Methods: Data (n = 206 youth: ages 5-17 years) from an evaluation of a Midwest TRC facility (Boel-Studt, 2017) were analyzed using quantile regression (QR). QR is an alternative to ordinary least squares (OLS) regression that estimates the relation between predictor(s) and the dependent variable at designated points (quantiles) along the conditional distribution of the dependent variable (Petscher, 2016). The dependent variables included LOS (weeks) and change in functioning pre and post-treatment scores from the Child and Adolescent Functional Assessment Scale (CAFAS; Hodges, 1997). Crisis intervention included combined incidents of restraint and seclusion. Specifically, we estimated the relations between CR interventions during treatment across 10 quantiles of LOS and CAFAS change scores. QR results were compared to OLS to evaluate differences in estimates and implications of the results given the choice of using a conditional means model (OLS) or a conditional tau model (QR).

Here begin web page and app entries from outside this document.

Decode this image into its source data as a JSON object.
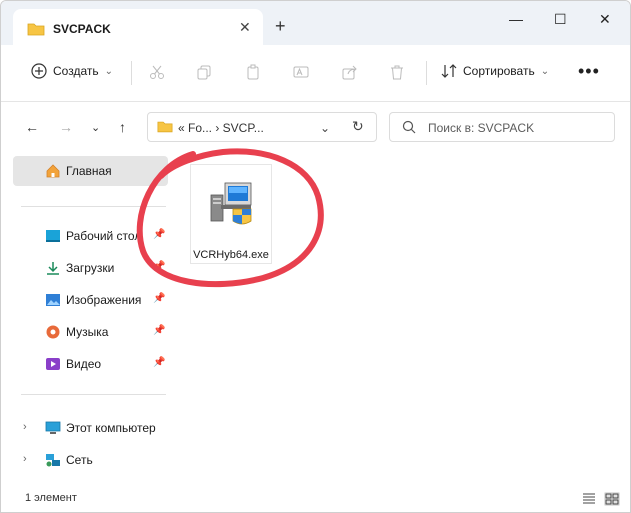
{
  "tab": {
    "title": "SVCPACK",
    "close": "✕",
    "new": "+"
  },
  "window_controls": {
    "minimize": "—",
    "maximize": "☐",
    "close": "✕"
  },
  "toolbar": {
    "create_label": "Создать",
    "sort_label": "Сортировать",
    "more": "•••",
    "dropdown": "⌄"
  },
  "nav": {
    "back": "←",
    "forward": "→",
    "recent": "⌄",
    "up": "↑"
  },
  "address": {
    "path": "«  Fo...  ›  SVCP...",
    "dropdown": "⌄",
    "refresh": "↻"
  },
  "search": {
    "placeholder": "Поиск в: SVCPACK"
  },
  "sidebar": {
    "home": "Главная",
    "quick": [
      {
        "label": "Рабочий стол",
        "icon": "desktop-icon",
        "pinned": true
      },
      {
        "label": "Загрузки",
        "icon": "download-icon",
        "pinned": true
      },
      {
        "label": "Изображения",
        "icon": "images-icon",
        "pinned": true
      },
      {
        "label": "Музыка",
        "icon": "music-icon",
        "pinned": true
      },
      {
        "label": "Видео",
        "icon": "video-icon",
        "pinned": true
      }
    ],
    "this_pc": "Этот компьютер",
    "network": "Сеть",
    "pin_glyph": "📌",
    "chevron": "›"
  },
  "files": [
    {
      "name": "VCRHyb64.exe",
      "icon": "installer-exe-icon"
    }
  ],
  "status": {
    "count": "1 элемент"
  },
  "colors": {
    "accent": "#0067c0",
    "folder": "#f7c544",
    "annotation": "#e8404e"
  }
}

Results: OLS regressions demonstrated that CR was a statistically significant predictor of LOS [F(1, 204)=19.13, p<.001, total R2=0.08] and change in functioning [F(1, 204)=14.32, p<.001, total R2=0.06]. However, QR demonstrated that CR was not a statistically significant predictor of LOS in treatment at the .05, .90, and .95 quantiles, with each quantile interpreted as a percentile of the dependent variable, such that for youth with a LOS in the 5th percentile, CR was not a significant predictor of LOS. Additionally, CR was not a statistically significant predictor for clients with minimal change in functioning (<.35 quantile) or extreme improvement in functioning (.95 quantile). Contrary to OLS, QR revealed there was no relation between CR and change in functioning for youth who fell within the 95th percentile or below the 35th percentile of functional improvement. Although CR influenced outcomes of some youth, the QR revealed cut-off points where CR did not influence LOS or functional outcomes of youth scoring at designated points (quantiles) along the dependent variable distributions.

Conclusions: The findings support that QR modeled important nuances in relations between treatment factors and outcomes that were masked using OLS methods. QR results provided critical information for treatment considerations, specifically, that CR interventions are an important treatment factor to consider for some youth in TRC. Identifying alternatives to traditional CR should be considered as this may reduce LOS; further supporting improved outcomes of youth in TRC.